Emotions, family and personal reasons all come into play in
any home-buying decision.
No one knows what the future holds for you, your family, your job
or your finances. But we can help you understand what you're going
to encounter when you embark on the sometimes-difficult journey
toward the American Dream of owning a home.
"When you get that urge to buy a house, the first
thing to do is step back and ask whether it makes more sense to
keep renting for a while. If you still want to buy, you need to
figure out how much house you can afford.
Economic differences between renting and
If you're looking for the best return
on your money, historically you're better off investing in the stock
market than buying a house. Primary homes generally don't earn the
investment return of financial instruments such as mutual funds.
While the stock market's long-term average rate of return is in
the range of 8 percent to 10 percent, housing historically has appreciated
on average in the low- to mid-single digits. Don't buy solely for
On the other hand, Uncle Sam helps out by letting
taxpayers deduct part of the mortgage interest and real estate taxes
each year. Borrowers get the benefit only if they pay enough in
one year to exceed the standard deduction. But that usually happens,
especially during the first few years of a mortgage when most of
each payment goes toward interest rather than principal.
Sunny side of homeownership
Owners enjoy other benefits, too. They build equity over time as
home values rise and their mortgage balances shrink. They also don't
have to worry about their housing costs shooting through the roof
because lenders can't boost borrowers' rates and payments, unless
those borrowers have adjustable-rate mortgages.
Cloudy side of homeownership
When something breaks at an apartment, it's the landlord's problem.
When it's your name on the deed, the problem is yours. If you throw
every penny into a down payment, you're taking a big risk because
you may not have enough money left to fix leaky pipes or buy a new
Potential buyers might want to hold off for other
reasons. If there's a good chance that you will be laid off soon,
you might want to wait. The same goes for people who plan to leave
a job soon. The monthly payment isn't the only obstacle for this
kind of customer.
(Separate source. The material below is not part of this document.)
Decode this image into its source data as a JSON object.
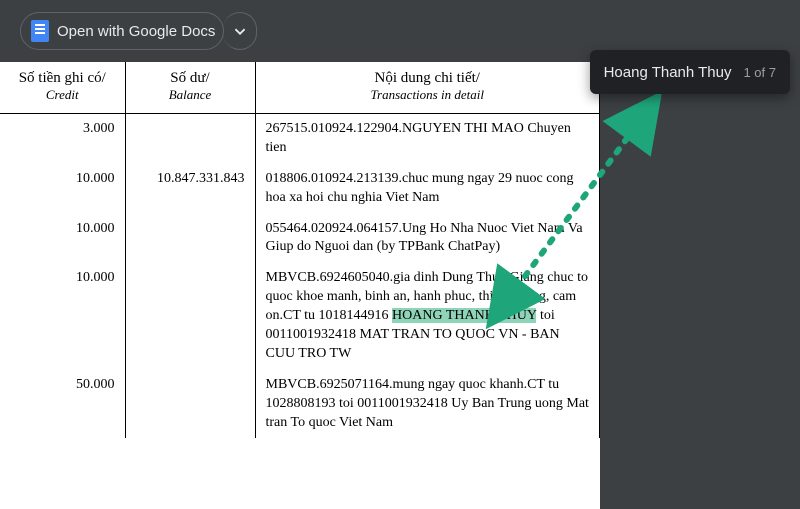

Closing costs and other home-buying fees, as well
as the commission that most owners end up paying to real estate
agents when they sell their homes, add up. People who have to sell
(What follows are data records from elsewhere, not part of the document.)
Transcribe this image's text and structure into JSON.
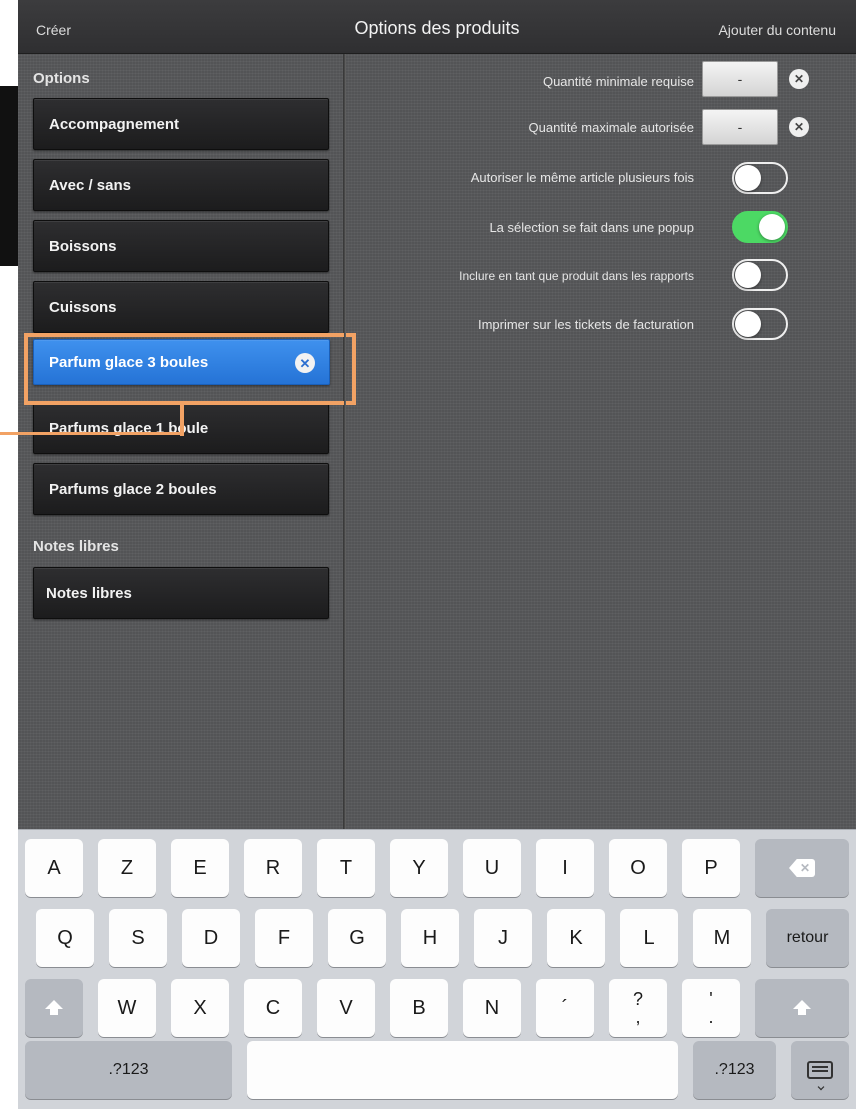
{
  "topbar": {
    "left_action": "Créer",
    "title": "Options des produits",
    "right_action": "Ajouter du contenu"
  },
  "sidebar": {
    "options_header": "Options",
    "options": [
      {
        "label": "Accompagnement",
        "selected": false
      },
      {
        "label": "Avec / sans",
        "selected": false
      },
      {
        "label": "Boissons",
        "selected": false
      },
      {
        "label": "Cuissons",
        "selected": false
      },
      {
        "label": "Parfum glace 3 boules",
        "selected": true
      },
      {
        "label": "Parfums glace 1 boule",
        "selected": false
      },
      {
        "label": "Parfums glace 2 boules",
        "selected": false
      }
    ],
    "notes_header": "Notes libres",
    "notes": [
      {
        "label": "Notes libres",
        "selected": false
      }
    ]
  },
  "settings": {
    "min_qty_label": "Quantité minimale requise",
    "min_qty_value": "-",
    "max_qty_label": "Quantité maximale autorisée",
    "max_qty_value": "-",
    "toggles": [
      {
        "label": "Autoriser le même article plusieurs fois",
        "on": false
      },
      {
        "label": "La sélection se fait dans une popup",
        "on": true
      },
      {
        "label": "Inclure en tant que produit dans les rapports",
        "on": false
      },
      {
        "label": "Imprimer sur les tickets de facturation",
        "on": false
      }
    ]
  },
  "keyboard": {
    "row1": [
      "A",
      "Z",
      "E",
      "R",
      "T",
      "Y",
      "U",
      "I",
      "O",
      "P"
    ],
    "row2": [
      "Q",
      "S",
      "D",
      "F",
      "G",
      "H",
      "J",
      "K",
      "L",
      "M"
    ],
    "return_label": "retour",
    "row3": [
      "W",
      "X",
      "C",
      "V",
      "B",
      "N"
    ],
    "punct1": "´",
    "punct2_top": "?",
    "punct2_bottom": ",",
    "punct3_top": "'",
    "punct3_bottom": ".",
    "numbers_left": ".?123",
    "numbers_right": ".?123"
  }
}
after living in one place for only a short time can end up in the
hole on their investments.
Explore all the options
Some middle-ground approaches to homeownership
blend elements of buying and renting. Some of the more popular loan
types are seller financing, "lease with an option to buy"
and "contract for a deed" plans
With seller financing, the seller actually assists
the buyer in purchasing the home, by "lending"
the buyer either a portion of the amount to be financed
or the entire amount.
Let's say the buyer and seller agree on a price
of $150,000 for the house. In many cases a lending
institution would require a 20-percent down payment
-- $30,000 -- and give the buyer a mortgage for
$120,000. But if the buyer has only $15,000 cash,
the seller could "take back" a second
mortgage for the $15,000 the buyer is short. The
buyer makes payments on the first loan to the bank
and the second loan to the seller.
Another example of seller financing: If the sale
price of the home is $150,000 and the buyer has
only $15,000 for a down payment, the buyer gives
the $15,000 down payment directly to the seller
who agrees to carry the entire mortgage amount of
$135,000. The buyer would make all payments directly
to the seller.
Pro: Seller financing
reduces the cash needed to get into a home and could
dramatically reduce closing costs. Often the seller
will be more flexible in accepting an underqualified
Con: The seller determines the interest rate
for that portion of the mortgage being carried,
and it usually comes with a higher rate and a shorter
term. Perhaps most importantly, it very often comes
with a balloon payment. This means that monthly
payments would be computed as though the mortgage
was to continue for, say, 30 years, but at the end
of five or 10 years the entire remaining balance
has to be paid in one lump sum. That normally requires
refinancing at that point, when rates could either
be lower, higher or about the same, or selling the
house to meet that balloon payment.